out. This must be done gradually as I need to experiment with
what is interesting to extend/alter, and what
can be extended/altered and still get reasonable performance
and decent-looking code.
Some of the interface will be functions which variants may
call, and sometimes with function-arguments as plug-ins.
Other parts will be generic functions which are designed to
be tailoured by a variant. Other parts are extensible
classes which variants are allowed to extend. As this
interface gets clearer it will be exported from the
:org.langband.engine package and variants will
reside in their own packages. But we're not there yet, so
vanilla currently lives in the same package.
- How do I get things working with CLISP?
[Not tested recently]
It's a bit tricky still but can be done. You will
need CLISP 2.30 or newer, older versions will not
work. Assuming csh/tcsh and clisp installed in
you can do:
$ clisp -q -ansi
> (load "vanilla") ;; this stops at foreign loading, use ^D to quit
$ setenv LD_LIBRARY_PATH `pwd`/linking
$ make clisp-link
$ linked/lisp.run -B /usr/lib/clisp -M linked/lispinit.mem -q -ansi
> (load "vanilla") ;; this should work now
This will be improved later, but it's an important step

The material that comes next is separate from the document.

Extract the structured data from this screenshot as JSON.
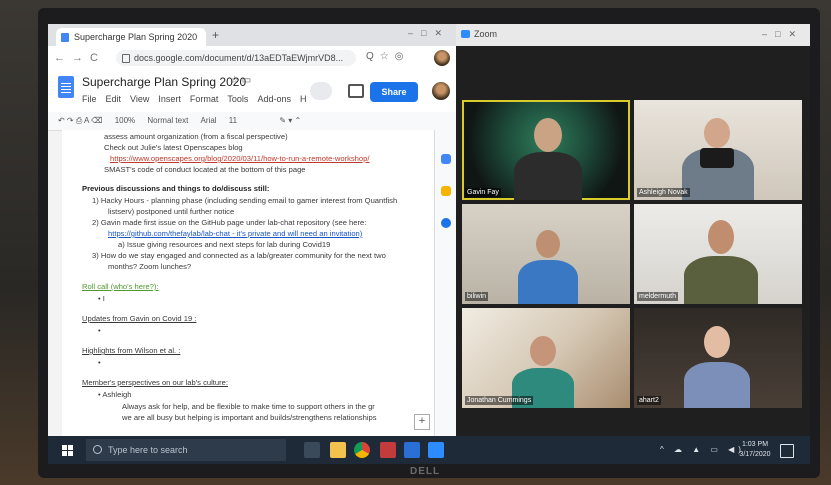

ahead. You might need to edit the paths in Makefile and
linking/Makefile if e.g CLISP is not installed in
/usr but in
For other shells use the equivalent command
of setenv which sets and environment value.